Israeli gut microbiome specialist sets sights on China for anti-diabetes personalised nutrition
The company's expansion plans are also being spurred by the generally positive response it has been receiving in the US and its native Israel.
The firm specialises in gut microbiome analysis, which it uses to to provide individual customers with specific information and advice.
The process begins with a kit purchased from DayTwo, containing tools to help the customer collect and store a stool sample to be sent to the firm for analysis.
The customer must also fill out a questionnaire and provide a glycated haemoglobin blood test result. Using this, clinicians can determine the customer's average blood sugar levels over the last few weeks or months.
DayTwo then sequences the DNA of the customer's gut microbiome, profiling its composition and diversity. An algorithm — made with patent-pending technology licensed from Israel's Weizmann Institute of Science — uses this information to produce a nutrition profile unique to the individual.

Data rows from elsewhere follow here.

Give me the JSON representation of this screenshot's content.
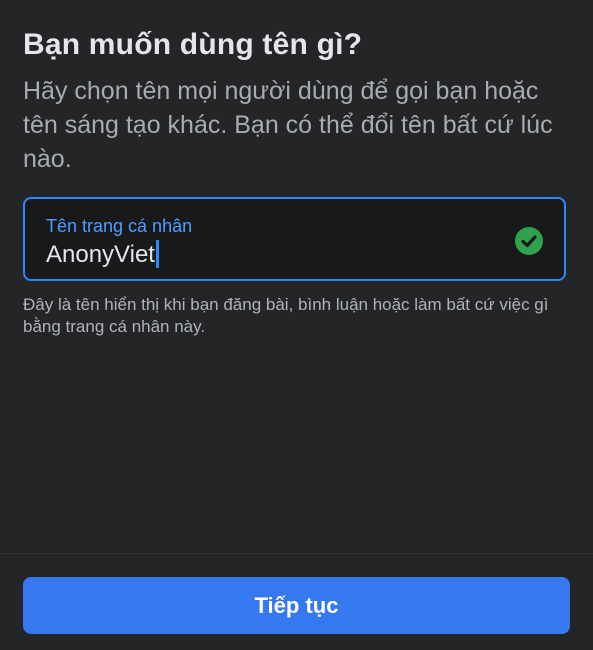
{
  "header": {
    "title": "Bạn muốn dùng tên gì?",
    "subtitle": "Hãy chọn tên mọi người dùng để gọi bạn hoặc tên sáng tạo khác. Bạn có thể đổi tên bất cứ lúc nào."
  },
  "profile_name_field": {
    "label": "Tên trang cá nhân",
    "value": "AnonyViet",
    "status_icon": "check-circle-icon",
    "helper_text": "Đây là tên hiển thị khi bạn đăng bài, bình luận hoặc làm bất cứ việc gì bằng trang cá nhân này."
  },
  "footer": {
    "continue_label": "Tiếp tục"
  },
  "colors": {
    "background": "#242526",
    "accent": "#2d88ff",
    "button": "#3578f0",
    "success": "#31a24c"
  }
}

Finally, the customer receives an app and consultation with a dietitian to teach him how to use the app, and advise him on meal-planning.
CEO and co-founder Lihi Segal told NutraIngredients-Asia: "We provide consultations with our dietitians for a review of customers' results, and an 'explore your microbiome' report — what gut bacteria live inside your gut and which medical conditions these bacteria are associated with, as reported in current literature."

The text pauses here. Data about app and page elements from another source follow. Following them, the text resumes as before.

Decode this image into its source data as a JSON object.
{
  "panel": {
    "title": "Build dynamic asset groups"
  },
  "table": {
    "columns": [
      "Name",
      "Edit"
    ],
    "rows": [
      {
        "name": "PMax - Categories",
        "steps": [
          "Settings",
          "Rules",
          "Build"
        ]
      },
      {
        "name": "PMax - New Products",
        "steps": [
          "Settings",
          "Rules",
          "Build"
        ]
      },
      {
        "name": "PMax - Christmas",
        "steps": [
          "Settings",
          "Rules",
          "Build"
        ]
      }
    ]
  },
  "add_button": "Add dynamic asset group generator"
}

She added that the feedback so far has been encouraging.
"Diabetic and pre-diabetic patients have been experiencing lowered glycated haemoglobin levels based on our recommendations. In addition, users have reported weight loss and overall, are feeling better throughout the day — they feel less hungry and more energetic."
DayTwo has also partnered with more established companies to advance its scientific and technological processes.
Last February, the firm announced a collaboration with Johnson & Johnson subsidiary Janssen Research & Development to develop the former's platform for gestational and type 2 diabetes intervention, in the hopes of eventually turning it into a 'full-blown medical treatment programme'.
Segal said, "The partnership with Johnson & Johnson is dual — they are investors and also research partners. We are currently conducting two clinical trials with them: one on type 2 diabetes, and the other on gestational diabetes."
DayTwo also counts among its clinical research partners the renowned Mayo Clinic, one of the contributors to its $12m Series A round of financing last July.
"The purpose of the collaboration with the Mayo Clinic is to repeat and validate the research done at the Weizmann Institute, which will help improve our algorithm's accuracy and predictability.
"The trial was recently completed and will be published soon."
Segal said, "We have plans to expand into the APAC region. I believe the first target will be China as diabetes is a growing epidemic there. Realistically, we would get there in a year to a year and a half.
"Within the next year, we will start on Series B, where we will focus on marketing our services. At that point, we should be sufficiently established in the US, and so we can begin moving into other territories. Ideally, we'd like to find a local Chinese partner."
She added that DayTwo had been approached by potential partners globally, and was "at different stages of discussion with some of them".
"We've gotten interest from over 60 countries, including Japan, Singapore, Taiwan, Hong Kong, China, South Korea, Australia and New Zealand.
"Eventually, we would like to expand globally and start selling the kit commercially."